Witness PRESS RELEASE (2006)
by Bob Doerschuk
January 2006 — Somewhere in Malibu, in a living room overlooking the ocean, a miracle transpired in November of 2005. What else could you call it when Mark Howard, one of the most respected producers in the business, with credits that include Bob Dylan, U2, and REM, drives down from the desert on little more than a hunch and moves his studio into the home of an artist he barely knows?

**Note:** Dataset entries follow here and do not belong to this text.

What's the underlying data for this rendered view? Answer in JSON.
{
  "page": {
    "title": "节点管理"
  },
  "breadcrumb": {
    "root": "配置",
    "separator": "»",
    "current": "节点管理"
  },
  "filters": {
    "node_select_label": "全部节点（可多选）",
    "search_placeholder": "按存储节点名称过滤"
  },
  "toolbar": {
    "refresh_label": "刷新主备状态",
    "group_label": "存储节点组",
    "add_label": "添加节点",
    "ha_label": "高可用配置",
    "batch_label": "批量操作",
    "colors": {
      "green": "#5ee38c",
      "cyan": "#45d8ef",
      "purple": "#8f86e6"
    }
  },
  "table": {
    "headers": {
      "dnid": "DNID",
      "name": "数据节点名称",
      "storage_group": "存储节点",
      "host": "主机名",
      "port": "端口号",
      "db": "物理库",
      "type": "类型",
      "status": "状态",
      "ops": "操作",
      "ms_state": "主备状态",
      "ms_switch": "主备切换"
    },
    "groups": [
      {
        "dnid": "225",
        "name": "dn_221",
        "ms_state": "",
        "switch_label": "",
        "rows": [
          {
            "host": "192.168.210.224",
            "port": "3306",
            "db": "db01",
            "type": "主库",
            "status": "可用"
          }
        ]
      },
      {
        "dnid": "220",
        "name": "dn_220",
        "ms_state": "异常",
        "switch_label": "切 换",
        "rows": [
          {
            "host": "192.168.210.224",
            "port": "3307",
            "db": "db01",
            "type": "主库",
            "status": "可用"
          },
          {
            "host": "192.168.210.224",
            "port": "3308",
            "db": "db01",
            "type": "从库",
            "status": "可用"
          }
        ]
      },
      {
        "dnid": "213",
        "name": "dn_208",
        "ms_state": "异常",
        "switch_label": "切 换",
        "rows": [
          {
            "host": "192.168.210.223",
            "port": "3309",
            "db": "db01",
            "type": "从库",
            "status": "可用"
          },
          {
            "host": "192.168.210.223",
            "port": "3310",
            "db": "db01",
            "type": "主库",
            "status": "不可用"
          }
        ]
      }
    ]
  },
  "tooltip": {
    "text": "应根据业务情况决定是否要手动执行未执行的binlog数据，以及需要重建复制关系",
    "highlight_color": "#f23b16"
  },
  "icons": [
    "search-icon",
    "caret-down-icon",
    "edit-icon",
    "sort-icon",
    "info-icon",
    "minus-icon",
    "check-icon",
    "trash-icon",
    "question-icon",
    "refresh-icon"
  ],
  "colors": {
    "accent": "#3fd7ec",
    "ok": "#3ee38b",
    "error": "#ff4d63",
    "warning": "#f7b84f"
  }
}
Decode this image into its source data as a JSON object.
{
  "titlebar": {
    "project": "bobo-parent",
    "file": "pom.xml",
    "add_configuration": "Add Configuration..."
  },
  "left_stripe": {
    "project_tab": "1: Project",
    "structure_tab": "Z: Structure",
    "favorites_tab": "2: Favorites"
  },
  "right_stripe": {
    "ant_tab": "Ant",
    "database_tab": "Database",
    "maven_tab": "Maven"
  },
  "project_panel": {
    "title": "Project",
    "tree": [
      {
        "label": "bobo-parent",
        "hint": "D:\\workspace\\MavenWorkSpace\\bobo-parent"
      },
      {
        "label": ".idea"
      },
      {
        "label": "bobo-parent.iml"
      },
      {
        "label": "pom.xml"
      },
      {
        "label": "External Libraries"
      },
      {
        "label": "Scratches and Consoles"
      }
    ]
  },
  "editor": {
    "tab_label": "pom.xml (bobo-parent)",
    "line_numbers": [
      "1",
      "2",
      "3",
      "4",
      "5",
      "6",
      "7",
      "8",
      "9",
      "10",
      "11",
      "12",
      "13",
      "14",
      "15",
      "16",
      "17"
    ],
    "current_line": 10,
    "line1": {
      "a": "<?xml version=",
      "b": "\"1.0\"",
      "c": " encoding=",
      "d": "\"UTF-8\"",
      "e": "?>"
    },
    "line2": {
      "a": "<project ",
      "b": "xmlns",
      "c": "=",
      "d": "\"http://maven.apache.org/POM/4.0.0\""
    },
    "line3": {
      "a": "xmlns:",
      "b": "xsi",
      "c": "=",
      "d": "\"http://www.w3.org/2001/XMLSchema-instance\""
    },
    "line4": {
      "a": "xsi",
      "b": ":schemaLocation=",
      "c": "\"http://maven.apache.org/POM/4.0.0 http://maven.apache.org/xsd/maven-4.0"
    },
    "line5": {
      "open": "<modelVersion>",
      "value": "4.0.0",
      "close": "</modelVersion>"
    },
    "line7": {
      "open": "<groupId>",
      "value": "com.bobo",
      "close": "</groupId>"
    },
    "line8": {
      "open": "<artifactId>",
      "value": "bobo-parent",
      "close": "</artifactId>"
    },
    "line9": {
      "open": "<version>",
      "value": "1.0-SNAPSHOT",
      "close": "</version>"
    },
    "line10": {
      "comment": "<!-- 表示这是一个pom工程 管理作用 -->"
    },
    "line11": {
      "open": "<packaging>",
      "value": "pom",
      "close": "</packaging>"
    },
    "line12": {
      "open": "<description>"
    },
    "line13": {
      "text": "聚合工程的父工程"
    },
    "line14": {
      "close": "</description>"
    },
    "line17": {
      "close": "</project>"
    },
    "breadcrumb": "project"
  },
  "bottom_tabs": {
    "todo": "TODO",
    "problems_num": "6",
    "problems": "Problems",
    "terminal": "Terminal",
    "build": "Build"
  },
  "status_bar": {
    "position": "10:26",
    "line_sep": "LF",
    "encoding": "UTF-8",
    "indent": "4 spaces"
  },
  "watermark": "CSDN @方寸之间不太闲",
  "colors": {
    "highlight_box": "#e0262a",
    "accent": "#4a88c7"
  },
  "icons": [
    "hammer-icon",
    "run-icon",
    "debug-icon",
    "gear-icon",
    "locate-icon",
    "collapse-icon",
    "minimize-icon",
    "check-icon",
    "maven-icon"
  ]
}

And what do you call it when some of the top session players, from up-and-coming stars like Alanis Morissette’s keyboardist Zack Ray to legends on the level of Jim Keltner, come to that same house and, in just one week, begin and finish an album of that artist’s extraordinary songs? Call it a miracle if you like, but the real miracle is in the mind, the hands, and the voice of Nathaniel Street-West, who takes a big step toward greatness with that album, Witness. Like landmark albums of years past, Witness is a live document, recorded by great players gathered into one room, feeding from each other’s energy and from the fountain of Street-West’s brilliant material.
Like the best of today’s releases, it’s tuned to a modern sensibility, alive with images that tumble through surreal streams of consciousness or pare down to the essence of anger and fear and wounded love. There are epics on Witness, like “Debra,” a story of shattered beauty that bewilders as it enlightens, like a beacon in a house of mirrors. And there are moments of abbreviated eloquence, like “Road Of Life,” which is here and suddenly gone, like the song’s picture of a jet plane that’s borne love away. There’s plenty of space in this music — space for Street-West’s guitar to drip, rich and honeyed, through the dreamy shades in “Flowers Of Summer,” or for his voice to quake and break with anquish in “Coldness Follows.” A song that Jim Keltner said, “really got to me. I immediately connected to a person in my life who is meaningful to me. When art touches you where you feel that strongly, it doesn’t get any better. It’s what it is all about.” The emptiness, as much as sounds, that fills Witness, speaks from Street-West’s soul — and every moment that’s heard, every silence that’s felt, announces the arrival of a visionary, one whose music can change the listener’s world.
- by Bob Doerschuk (January 2006).